The team – which is jointly co-ordinated by Matthew Watson, a Professor of Political Economy from the Department for Politics and International Studies and an Economic and Social Research Council Professorial Fellow – is calling for a total reform of one of the fundamental underpinnings of current political economic thought.

They claim that international competition over national regulations and practices, which results in countries continuously trying to undercut one another, is having a devastating impact on living standards around the world.

Speaking at the conference, Prof Watson said: “At the moment the big story is, of course, HSBC and how its competition practices have highlighted the issue of tax avoidance – which makes the launch of this incredibly exciting project particularly timely.

“But we’re talking about far more than tax here – we want to consider the broader regulatory structures that have allowed this sort of regulatory undercutting to become a normal part of what takes place on an international scale.

“There’s been a politics of closing your eyes to the ability of the powerful to write regulations for their own good and we want to challenge that with a politics of shouting loudly on behalf of the 99 per cent.

Bringing together experts from around the world, the new initiative is a spin-off of the Tax Justice Network, directed by John Christensen, which over the last 12 years has helped to bring the issue of off-shore tax havens into the media spotlight.

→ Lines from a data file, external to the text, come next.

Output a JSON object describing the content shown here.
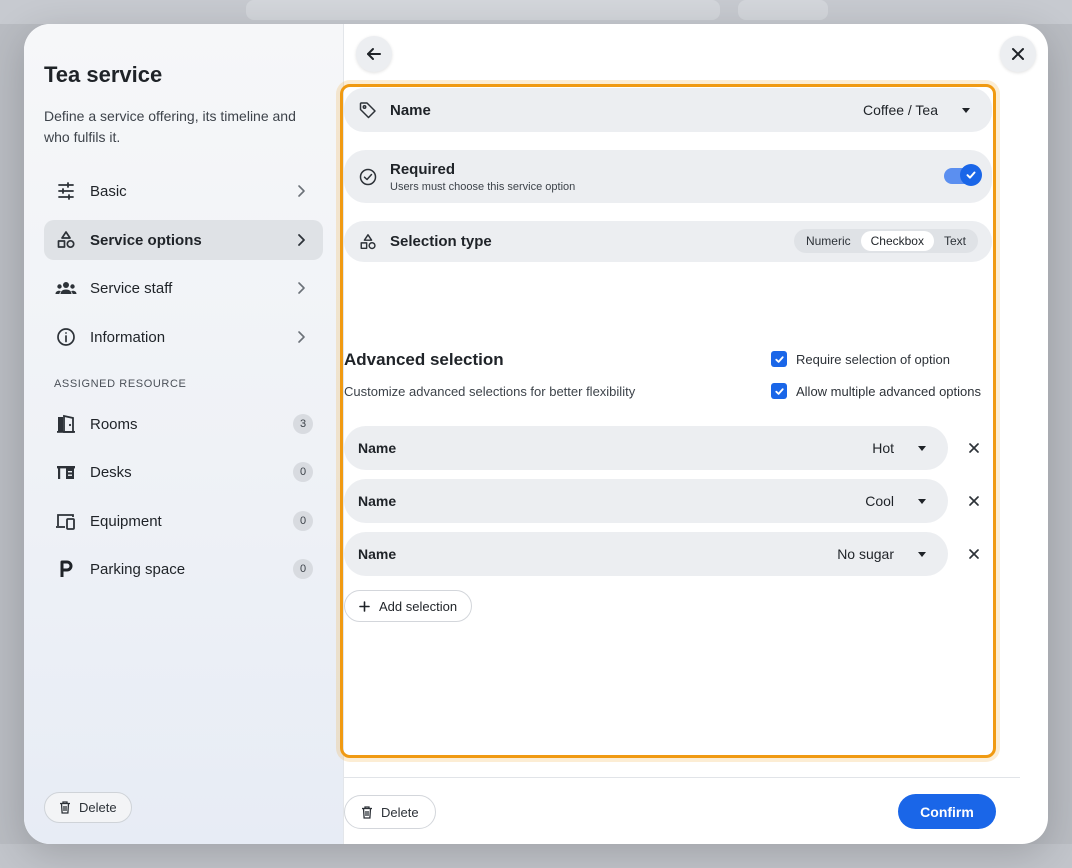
{
  "sidebar": {
    "title": "Tea service",
    "description": "Define a service offering, its timeline and who fulfils it.",
    "nav": [
      {
        "label": "Basic"
      },
      {
        "label": "Service options"
      },
      {
        "label": "Service staff"
      },
      {
        "label": "Information"
      }
    ],
    "section_label": "ASSIGNED RESOURCE",
    "resources": [
      {
        "label": "Rooms",
        "count": "3"
      },
      {
        "label": "Desks",
        "count": "0"
      },
      {
        "label": "Equipment",
        "count": "0"
      },
      {
        "label": "Parking space",
        "count": "0"
      }
    ],
    "delete_label": "Delete"
  },
  "form": {
    "name_label": "Name",
    "name_value": "Coffee / Tea",
    "required_label": "Required",
    "required_sub": "Users must choose this service option",
    "required_on": true,
    "selection_type_label": "Selection type",
    "selection_types": [
      "Numeric",
      "Checkbox",
      "Text"
    ],
    "selection_type_selected": "Checkbox"
  },
  "advanced": {
    "title": "Advanced selection",
    "description": "Customize advanced selections for better flexibility",
    "require_label": "Require selection of option",
    "require_checked": true,
    "multiple_label": "Allow multiple advanced options",
    "multiple_checked": true,
    "selections": [
      {
        "label": "Name",
        "value": "Hot"
      },
      {
        "label": "Name",
        "value": "Cool"
      },
      {
        "label": "Name",
        "value": "No sugar"
      }
    ],
    "add_label": "Add selection"
  },
  "footer": {
    "delete_label": "Delete",
    "confirm_label": "Confirm"
  },
  "colors": {
    "accent": "#1a66e8",
    "focus": "#f09a12"
  }
}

John said: “What we now have is a large group of committed academic researchers and campaigners who are going to work together to debunk the myths about political economics, highlighting harmful regulation, tax competition and so’s just the start of what we hope is a new global movement.”

He referred to the recent revelations about HSBC’s Swiss banking arm as an example of why regulatory policies need a modern re-think: “It’s a classic case of a company operating in a sector which is weakly regulated precisely because of the enormous pressures brought to bear on countries to cut back on regulation.

"Switzerland is one of the worst examples. It’s so secretive and lax that it creates what I call a criminogenic environment - essentially encouraging banks to knowingly engage in criminal activity. It’s harmful for the rest of the world and for the banks themselves because no doubt powerful countries such as the United States have to intervene.

“The US Department of Justice, for instance, currently has HSBC on probation following a previous scandal and there’s a real prospect that in New York they could revoke its licence to operate in the US this week, destabilising the whole banking sector. That’s what happens when you operate in a criminogenic field; that’s what happens when you race to the bottom – it’s globalisation gone wrong and things need to change.”

Prof Watson concluded: “A lot of the commentary on HSBC over the last week or two has been reshaped into the fairly predictable narrative of ‘who’s doing this more badly than anyone else, let’s name the biggest tax avoiders’ – but, for us, that misses the point.

"The real issue is how these systems, where this activity is considered normal, have been designed: the rhetorical structures, such as political language, which shape that activity and which create a situation where the only consideration is how to cut regulation.”

"Every fresh movement needs a start and I think we are very lucky at the University of Warwick to be able to host this new group. The people who are involved are the best in their fields and are rightly questioning the underlying principles of economic competition. All we need now is for those in power to listen…and act.”

Note to Editors:

Issued by Lee Page, Communications Manager, Press and Policy Office, The University of Warwick. Tel: +44 (0)2476 574 255, Mob: +44 (0)7920 531 221. Email:

For further information contact:

Professor Matthew Watson: +44 (0)2476 528 465 or

John Christensen, Tax Justice Network: +44 (0) 7979 868 302 or




Professor Matthew Watson

+44 (0)2476 528 465

John Christensen, Tax Justice Network

+44 (0) 7979 868 302 or

Lee Page, Communications Manager

+44 (0)2476 574 255

+44 (0)7920 531 221